══ PROVIDED MATERIAL

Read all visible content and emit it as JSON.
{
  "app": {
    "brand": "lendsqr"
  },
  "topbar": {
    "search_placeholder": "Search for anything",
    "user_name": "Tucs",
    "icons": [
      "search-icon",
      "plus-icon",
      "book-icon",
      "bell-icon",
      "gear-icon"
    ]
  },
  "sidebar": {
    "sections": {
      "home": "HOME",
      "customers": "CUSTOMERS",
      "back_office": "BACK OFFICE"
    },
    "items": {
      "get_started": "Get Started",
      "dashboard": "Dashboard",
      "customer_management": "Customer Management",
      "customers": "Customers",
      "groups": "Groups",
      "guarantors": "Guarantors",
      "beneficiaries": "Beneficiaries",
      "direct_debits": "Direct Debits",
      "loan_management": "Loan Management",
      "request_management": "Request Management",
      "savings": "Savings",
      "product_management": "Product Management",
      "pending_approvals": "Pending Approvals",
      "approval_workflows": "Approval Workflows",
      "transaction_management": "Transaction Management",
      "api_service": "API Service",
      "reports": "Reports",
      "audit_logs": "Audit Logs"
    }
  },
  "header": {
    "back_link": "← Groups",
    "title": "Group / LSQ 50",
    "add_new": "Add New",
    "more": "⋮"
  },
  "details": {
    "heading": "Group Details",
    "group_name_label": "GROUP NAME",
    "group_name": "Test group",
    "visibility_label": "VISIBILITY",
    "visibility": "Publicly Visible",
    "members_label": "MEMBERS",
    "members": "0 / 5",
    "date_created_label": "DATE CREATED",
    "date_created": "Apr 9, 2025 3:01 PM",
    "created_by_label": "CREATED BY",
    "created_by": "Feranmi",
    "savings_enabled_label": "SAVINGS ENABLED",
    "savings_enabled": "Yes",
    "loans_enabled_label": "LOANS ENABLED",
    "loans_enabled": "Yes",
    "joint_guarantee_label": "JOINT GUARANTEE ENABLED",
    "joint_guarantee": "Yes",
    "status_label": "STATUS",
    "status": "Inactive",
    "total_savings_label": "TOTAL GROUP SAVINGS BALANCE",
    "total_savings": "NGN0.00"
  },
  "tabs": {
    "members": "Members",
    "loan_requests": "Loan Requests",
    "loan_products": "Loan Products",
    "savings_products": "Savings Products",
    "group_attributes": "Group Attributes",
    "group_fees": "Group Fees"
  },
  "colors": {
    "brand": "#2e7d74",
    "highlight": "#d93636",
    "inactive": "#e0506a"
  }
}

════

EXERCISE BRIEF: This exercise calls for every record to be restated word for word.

SOLUTION FOR THIS EXERCISE:
Read all visible content and emit it as JSON.
{
  "app": {
    "brand": "lendsqr"
  },
  "topbar": {
    "search_placeholder": "Search for anything",
    "user_name": "Tucs",
    "icons": [
      "search-icon",
      "plus-icon",
      "book-icon",
      "bell-icon",
      "gear-icon"
    ]
  },
  "sidebar": {
    "sections": {
      "home": "HOME",
      "customers": "CUSTOMERS",
      "back_office": "BACK OFFICE"
    },
    "items": {
      "get_started": "Get Started",
      "dashboard": "Dashboard",
      "customer_management": "Customer Management",
      "customers": "Customers",
      "groups": "Groups",
      "guarantors": "Guarantors",
      "beneficiaries": "Beneficiaries",
      "direct_debits": "Direct Debits",
      "loan_management": "Loan Management",
      "request_management": "Request Management",
      "savings": "Savings",
      "product_management": "Product Management",
      "pending_approvals": "Pending Approvals",
      "approval_workflows": "Approval Workflows",
      "transaction_management": "Transaction Management",
      "api_service": "API Service",
      "reports": "Reports",
      "audit_logs": "Audit Logs"
    }
  },
  "header": {
    "back_link": "← Groups",
    "title": "Group / LSQ 50",
    "add_new": "Add New",
    "more": "⋮"
  },
  "details": {
    "heading": "Group Details",
    "group_name_label": "GROUP NAME",
    "group_name": "Test group",
    "visibility_label": "VISIBILITY",
    "visibility": "Publicly Visible",
    "members_label": "MEMBERS",
    "members": "0 / 5",
    "date_created_label": "DATE CREATED",
    "date_created": "Apr 9, 2025 3:01 PM",
    "created_by_label": "CREATED BY",
    "created_by": "Feranmi",
    "savings_enabled_label": "SAVINGS ENABLED",
    "savings_enabled": "Yes",
    "loans_enabled_label": "LOANS ENABLED",
    "loans_enabled": "Yes",
    "joint_guarantee_label": "JOINT GUARANTEE ENABLED",
    "joint_guarantee": "Yes",
    "status_label": "STATUS",
    "status": "Inactive",
    "total_savings_label": "TOTAL GROUP SAVINGS BALANCE",
    "total_savings": "NGN0.00"
  },
  "tabs": {
    "members": "Members",
    "loan_requests": "Loan Requests",
    "loan_products": "Loan Products",
    "savings_products": "Savings Products",
    "group_attributes": "Group Attributes",
    "group_fees": "Group Fees"
  },
  "colors": {
    "brand": "#2e7d74",
    "highlight": "#d93636",
    "inactive": "#e0506a"
  }
}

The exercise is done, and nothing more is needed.